New evidence of an iPhone 6 showing up in web logs suggests that Cupertino is in the latter stages of testing a new iPhone. But does the web log prove that we’ll have an iPhone 6 in 2013?
If you followed the iPhone 5 rumor mill, then you now that new, phantom devices showing up in tech web logs is part of the product development cycle for Apple. Part testing, part hype, Cupertino developers are well aware of the splash that visiting tech websites can have while testing both hardware and software for new devices. If they wanted to truly stay off the radar, then they’d visit websites that are not associated with tech.
Today, to mark the new year, the iPhone 6 appears to have made a phantom appearance, raising the level of excitement that 2013 could indeed mark the arrival of the iPhone 6 and not the iPhone 5S.
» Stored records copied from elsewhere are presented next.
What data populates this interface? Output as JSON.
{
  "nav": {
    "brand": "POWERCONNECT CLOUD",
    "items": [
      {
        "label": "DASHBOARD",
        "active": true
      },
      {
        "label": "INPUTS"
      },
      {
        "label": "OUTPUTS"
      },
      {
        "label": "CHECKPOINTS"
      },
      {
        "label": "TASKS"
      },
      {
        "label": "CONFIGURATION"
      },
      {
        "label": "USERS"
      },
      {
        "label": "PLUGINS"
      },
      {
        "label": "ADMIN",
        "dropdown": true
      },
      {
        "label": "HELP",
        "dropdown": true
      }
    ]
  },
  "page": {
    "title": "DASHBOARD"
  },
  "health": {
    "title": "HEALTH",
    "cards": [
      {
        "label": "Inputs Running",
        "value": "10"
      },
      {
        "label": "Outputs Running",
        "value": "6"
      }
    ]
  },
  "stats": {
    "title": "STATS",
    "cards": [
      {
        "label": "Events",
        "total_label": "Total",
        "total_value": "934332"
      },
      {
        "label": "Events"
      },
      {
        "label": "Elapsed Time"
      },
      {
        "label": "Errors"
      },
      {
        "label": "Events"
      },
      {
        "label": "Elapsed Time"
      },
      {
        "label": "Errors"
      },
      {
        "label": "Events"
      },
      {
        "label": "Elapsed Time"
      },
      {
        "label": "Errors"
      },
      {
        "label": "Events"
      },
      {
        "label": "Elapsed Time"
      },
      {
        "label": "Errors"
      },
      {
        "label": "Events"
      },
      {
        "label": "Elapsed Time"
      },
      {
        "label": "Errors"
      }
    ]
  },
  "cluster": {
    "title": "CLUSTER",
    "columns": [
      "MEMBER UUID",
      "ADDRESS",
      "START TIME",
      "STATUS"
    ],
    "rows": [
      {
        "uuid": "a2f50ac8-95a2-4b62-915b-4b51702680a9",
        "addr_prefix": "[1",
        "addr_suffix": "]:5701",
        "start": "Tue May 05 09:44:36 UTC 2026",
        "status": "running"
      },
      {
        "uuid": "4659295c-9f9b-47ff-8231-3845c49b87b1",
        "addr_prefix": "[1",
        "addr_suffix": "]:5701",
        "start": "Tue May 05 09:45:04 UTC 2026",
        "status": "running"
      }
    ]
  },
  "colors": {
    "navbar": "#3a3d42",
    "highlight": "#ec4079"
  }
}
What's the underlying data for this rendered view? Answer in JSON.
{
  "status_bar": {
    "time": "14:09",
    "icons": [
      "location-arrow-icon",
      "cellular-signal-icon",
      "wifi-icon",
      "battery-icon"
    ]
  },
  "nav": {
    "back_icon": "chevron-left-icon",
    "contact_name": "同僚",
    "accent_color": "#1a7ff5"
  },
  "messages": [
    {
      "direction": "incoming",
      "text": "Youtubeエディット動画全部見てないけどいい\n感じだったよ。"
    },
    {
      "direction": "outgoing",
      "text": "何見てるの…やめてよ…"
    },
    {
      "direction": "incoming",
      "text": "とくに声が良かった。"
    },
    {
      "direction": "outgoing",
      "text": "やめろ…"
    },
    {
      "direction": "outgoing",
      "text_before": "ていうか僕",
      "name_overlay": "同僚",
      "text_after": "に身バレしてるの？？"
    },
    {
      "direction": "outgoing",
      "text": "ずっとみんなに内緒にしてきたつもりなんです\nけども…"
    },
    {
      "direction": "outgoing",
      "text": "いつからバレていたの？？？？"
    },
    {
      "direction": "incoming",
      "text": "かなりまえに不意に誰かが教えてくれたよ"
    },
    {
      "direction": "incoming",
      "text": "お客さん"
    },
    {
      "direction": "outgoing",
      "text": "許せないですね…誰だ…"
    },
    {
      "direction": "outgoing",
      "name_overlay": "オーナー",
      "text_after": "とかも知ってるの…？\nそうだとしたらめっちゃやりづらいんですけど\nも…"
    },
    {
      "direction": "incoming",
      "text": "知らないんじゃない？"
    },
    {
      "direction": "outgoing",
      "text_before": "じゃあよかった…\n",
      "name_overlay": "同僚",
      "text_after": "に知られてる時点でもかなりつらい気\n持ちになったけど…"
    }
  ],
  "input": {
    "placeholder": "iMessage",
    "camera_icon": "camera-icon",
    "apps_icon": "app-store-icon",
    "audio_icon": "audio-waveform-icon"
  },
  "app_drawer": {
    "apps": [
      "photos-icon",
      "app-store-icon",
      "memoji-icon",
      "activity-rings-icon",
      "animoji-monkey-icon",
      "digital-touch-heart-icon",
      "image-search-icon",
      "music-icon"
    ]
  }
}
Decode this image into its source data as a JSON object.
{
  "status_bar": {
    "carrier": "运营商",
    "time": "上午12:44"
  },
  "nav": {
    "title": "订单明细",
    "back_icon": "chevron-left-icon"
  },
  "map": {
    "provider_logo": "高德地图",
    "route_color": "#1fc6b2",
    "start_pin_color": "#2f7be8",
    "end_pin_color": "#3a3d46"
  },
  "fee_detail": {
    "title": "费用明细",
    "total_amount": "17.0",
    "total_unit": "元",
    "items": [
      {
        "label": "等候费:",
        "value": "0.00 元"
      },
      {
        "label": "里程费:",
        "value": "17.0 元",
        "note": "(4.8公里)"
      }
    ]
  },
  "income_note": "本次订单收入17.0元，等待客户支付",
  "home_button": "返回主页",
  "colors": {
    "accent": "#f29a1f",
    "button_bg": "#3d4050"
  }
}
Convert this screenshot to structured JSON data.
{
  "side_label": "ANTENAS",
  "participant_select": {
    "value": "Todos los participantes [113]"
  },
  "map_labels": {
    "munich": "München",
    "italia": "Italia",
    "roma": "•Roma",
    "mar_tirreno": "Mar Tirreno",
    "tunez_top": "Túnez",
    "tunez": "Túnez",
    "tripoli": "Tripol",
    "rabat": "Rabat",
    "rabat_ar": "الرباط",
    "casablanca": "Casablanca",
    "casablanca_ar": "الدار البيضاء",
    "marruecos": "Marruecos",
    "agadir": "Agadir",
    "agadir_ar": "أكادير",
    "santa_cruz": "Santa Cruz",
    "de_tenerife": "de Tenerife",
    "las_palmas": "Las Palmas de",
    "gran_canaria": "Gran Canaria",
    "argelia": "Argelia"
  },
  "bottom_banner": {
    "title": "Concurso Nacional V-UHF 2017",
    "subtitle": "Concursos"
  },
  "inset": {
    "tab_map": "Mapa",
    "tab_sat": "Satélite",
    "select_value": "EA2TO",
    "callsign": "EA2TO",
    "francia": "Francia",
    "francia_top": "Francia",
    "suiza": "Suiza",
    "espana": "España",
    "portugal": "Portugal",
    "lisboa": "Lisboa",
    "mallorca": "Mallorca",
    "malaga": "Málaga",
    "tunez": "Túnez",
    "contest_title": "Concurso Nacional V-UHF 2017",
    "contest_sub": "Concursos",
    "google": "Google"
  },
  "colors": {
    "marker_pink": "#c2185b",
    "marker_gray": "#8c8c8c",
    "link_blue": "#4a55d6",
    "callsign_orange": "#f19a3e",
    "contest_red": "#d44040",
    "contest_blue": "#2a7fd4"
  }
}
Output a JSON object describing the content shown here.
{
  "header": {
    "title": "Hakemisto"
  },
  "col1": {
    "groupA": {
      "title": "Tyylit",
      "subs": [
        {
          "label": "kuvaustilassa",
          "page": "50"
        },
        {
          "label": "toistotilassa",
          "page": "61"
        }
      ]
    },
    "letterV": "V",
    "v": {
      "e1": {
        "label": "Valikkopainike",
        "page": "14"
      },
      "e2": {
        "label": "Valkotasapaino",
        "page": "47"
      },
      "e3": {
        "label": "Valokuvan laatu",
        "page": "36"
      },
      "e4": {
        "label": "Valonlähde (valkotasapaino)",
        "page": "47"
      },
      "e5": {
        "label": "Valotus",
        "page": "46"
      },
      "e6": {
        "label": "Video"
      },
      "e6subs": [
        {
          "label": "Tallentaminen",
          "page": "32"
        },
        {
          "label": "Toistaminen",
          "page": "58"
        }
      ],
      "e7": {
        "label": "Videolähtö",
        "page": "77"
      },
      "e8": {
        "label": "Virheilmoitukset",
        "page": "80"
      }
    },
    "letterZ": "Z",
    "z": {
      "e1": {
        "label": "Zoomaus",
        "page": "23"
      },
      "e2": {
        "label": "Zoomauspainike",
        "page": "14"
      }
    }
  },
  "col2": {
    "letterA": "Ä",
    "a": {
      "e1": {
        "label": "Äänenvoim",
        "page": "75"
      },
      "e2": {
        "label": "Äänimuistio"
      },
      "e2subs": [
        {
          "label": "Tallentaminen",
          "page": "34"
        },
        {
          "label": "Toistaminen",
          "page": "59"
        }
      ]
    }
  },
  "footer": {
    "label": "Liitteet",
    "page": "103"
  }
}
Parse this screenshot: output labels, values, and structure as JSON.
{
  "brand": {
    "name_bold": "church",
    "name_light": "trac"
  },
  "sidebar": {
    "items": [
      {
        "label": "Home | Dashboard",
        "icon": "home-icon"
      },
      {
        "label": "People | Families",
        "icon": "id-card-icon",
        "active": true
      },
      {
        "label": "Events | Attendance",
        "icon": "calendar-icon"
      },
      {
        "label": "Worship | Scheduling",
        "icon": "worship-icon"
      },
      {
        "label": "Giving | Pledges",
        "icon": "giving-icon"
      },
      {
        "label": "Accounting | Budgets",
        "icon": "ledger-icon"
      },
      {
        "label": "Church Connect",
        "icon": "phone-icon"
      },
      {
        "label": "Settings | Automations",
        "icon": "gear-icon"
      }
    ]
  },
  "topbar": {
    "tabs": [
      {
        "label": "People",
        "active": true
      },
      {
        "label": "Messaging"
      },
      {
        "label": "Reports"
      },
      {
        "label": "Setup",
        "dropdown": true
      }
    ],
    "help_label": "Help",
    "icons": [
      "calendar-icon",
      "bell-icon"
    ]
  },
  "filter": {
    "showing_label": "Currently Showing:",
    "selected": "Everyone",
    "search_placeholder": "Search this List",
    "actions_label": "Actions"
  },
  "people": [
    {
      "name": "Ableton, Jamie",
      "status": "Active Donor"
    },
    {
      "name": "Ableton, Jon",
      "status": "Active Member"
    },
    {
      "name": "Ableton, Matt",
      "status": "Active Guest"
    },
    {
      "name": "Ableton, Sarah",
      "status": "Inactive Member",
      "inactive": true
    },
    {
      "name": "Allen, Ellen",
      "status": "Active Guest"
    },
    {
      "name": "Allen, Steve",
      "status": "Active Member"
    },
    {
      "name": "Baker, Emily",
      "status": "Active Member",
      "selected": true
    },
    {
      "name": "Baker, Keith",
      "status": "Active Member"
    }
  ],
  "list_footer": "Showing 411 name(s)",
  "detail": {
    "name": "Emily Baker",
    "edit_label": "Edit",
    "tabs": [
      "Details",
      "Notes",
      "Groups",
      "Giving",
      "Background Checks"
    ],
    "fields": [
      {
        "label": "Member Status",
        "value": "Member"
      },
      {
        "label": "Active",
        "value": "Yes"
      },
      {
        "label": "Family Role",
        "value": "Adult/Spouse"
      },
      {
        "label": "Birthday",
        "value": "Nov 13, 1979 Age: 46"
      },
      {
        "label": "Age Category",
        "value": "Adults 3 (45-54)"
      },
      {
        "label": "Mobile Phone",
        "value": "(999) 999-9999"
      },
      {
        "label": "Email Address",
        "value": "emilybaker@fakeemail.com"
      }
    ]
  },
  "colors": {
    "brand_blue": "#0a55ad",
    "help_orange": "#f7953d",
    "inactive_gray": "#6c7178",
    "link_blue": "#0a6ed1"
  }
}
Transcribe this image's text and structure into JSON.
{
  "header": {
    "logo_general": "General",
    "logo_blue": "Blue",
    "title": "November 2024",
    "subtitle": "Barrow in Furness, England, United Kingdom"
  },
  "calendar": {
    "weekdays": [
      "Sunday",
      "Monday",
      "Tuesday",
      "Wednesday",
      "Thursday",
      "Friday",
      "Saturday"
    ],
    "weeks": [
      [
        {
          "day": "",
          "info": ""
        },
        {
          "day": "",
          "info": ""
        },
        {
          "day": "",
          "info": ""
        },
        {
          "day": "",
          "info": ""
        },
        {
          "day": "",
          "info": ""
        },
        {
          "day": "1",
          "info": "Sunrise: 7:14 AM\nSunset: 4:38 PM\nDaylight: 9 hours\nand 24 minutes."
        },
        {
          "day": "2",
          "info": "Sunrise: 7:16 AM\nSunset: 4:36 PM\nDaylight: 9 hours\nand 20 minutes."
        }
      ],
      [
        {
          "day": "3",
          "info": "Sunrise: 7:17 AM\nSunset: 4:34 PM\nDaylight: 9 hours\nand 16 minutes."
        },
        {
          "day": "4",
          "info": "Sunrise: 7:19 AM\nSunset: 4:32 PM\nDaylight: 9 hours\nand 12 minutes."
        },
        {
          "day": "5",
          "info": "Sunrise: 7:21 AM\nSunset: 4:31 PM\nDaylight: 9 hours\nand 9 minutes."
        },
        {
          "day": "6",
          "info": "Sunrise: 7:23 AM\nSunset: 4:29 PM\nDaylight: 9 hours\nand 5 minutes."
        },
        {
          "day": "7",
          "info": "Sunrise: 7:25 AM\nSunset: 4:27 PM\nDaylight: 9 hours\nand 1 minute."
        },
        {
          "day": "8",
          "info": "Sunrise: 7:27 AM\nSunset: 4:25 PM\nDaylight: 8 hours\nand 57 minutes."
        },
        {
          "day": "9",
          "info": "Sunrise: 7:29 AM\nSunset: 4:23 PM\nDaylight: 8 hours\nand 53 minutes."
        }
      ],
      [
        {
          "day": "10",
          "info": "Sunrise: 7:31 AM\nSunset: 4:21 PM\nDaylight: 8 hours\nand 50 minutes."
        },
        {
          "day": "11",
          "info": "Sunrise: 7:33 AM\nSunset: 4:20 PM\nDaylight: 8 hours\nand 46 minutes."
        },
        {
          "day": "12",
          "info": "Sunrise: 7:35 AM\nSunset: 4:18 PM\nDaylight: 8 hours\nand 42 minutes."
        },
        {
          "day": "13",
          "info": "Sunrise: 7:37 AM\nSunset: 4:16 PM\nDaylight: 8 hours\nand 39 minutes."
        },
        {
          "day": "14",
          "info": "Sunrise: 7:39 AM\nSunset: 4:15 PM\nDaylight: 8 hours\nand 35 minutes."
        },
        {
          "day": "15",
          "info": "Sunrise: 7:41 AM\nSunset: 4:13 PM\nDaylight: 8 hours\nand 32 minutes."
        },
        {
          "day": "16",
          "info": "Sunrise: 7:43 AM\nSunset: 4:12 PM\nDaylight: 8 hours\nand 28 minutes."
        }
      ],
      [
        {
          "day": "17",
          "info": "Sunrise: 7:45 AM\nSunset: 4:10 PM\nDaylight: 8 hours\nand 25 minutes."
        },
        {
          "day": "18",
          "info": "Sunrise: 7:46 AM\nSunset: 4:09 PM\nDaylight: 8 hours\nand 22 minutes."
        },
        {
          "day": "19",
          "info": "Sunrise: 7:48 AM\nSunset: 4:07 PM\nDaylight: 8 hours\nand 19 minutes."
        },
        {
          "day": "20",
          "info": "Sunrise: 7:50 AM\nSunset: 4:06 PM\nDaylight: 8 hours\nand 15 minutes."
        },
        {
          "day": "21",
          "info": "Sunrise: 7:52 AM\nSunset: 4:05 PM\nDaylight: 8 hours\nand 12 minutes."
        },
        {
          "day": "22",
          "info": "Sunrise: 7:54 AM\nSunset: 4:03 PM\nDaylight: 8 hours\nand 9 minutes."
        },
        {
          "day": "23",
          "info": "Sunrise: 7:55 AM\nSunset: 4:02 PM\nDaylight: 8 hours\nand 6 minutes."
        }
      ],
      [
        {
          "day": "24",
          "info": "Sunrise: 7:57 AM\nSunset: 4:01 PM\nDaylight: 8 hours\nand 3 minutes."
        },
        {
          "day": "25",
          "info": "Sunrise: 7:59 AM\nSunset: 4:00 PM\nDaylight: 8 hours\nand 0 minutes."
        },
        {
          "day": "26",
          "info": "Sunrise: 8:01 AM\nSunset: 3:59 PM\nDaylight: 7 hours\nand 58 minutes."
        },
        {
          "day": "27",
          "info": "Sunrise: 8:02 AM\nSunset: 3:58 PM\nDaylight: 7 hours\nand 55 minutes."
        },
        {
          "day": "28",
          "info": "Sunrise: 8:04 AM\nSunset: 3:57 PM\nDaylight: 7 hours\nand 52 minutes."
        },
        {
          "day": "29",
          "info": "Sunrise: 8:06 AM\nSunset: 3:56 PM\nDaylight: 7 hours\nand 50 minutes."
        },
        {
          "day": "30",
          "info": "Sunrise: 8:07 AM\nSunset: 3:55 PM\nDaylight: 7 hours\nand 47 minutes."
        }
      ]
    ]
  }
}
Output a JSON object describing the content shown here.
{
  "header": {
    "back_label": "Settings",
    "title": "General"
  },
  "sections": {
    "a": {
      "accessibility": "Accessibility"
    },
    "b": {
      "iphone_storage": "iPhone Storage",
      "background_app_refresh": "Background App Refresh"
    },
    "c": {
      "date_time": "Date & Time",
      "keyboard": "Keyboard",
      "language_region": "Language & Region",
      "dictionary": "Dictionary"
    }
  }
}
According to the Washington Post, the Next Web detected an “iPhone 6,1″ apparition on their web logs. The Post notes that:
“Credentials like these can be faked — in fact, new products are often given faked credentials for older models — but the Next Web believed the activity noted in logs was significant because it looked to be coming from Apple’s Cupertino, Calif., headquarters.”
What’s interesting about this story, however, is how cool the tech media is playing it. The Post notes that: “It would make sense for Apple to be testing the next generation of its hardware and software as it prepares for 2013. Really, it would be alarming to fans and investors alike if the company wasn’t running tests on new versions of their products.” And Mark Gurman at 9to5Mac makes the point that, just because Cupertino is using “iPhone 6,1″ to designate this device, it does not necessarily mean that the 2013 iPhone will indeed be the iPhone 6 — it could very well still turn out to be a refreshed iPhone 5S.
That makes sense to me.
The decision to name an iPhone has little if nothing to do with the R&D department. I doubt they have any major input on naming any Apple device, aside from providing the specs of the product, which may or may not factor in to its name. Naming products is the domain of the marketing department, and conversely speaking, they would have little input into naming prototype iPhone devices.
It very well may be that Cupertino developers refer to the current iPhone as “iPhone 6″ because it is the sixth-generation device, and “iPhone 6,1″ may be the designation of a refreshed iPhone 5 — aka, iPhone 5S. Again, all the taxonomy gets confusing.
Or, the appearance could have less to do with a new device, and more to do with new iOS 6 updates that are specifically focused on the iPhone.
Regardless, for those who enjoy following the iPhone rumors, it definitely marks the beginning of a new year of wild rumor, speculation, consternation, silliness, conjecture, excitement, and a wealth of other emotions and conditions that has made Phone speculation a hobby if not an official pastime for tech enthusiasts.
By Michael Nace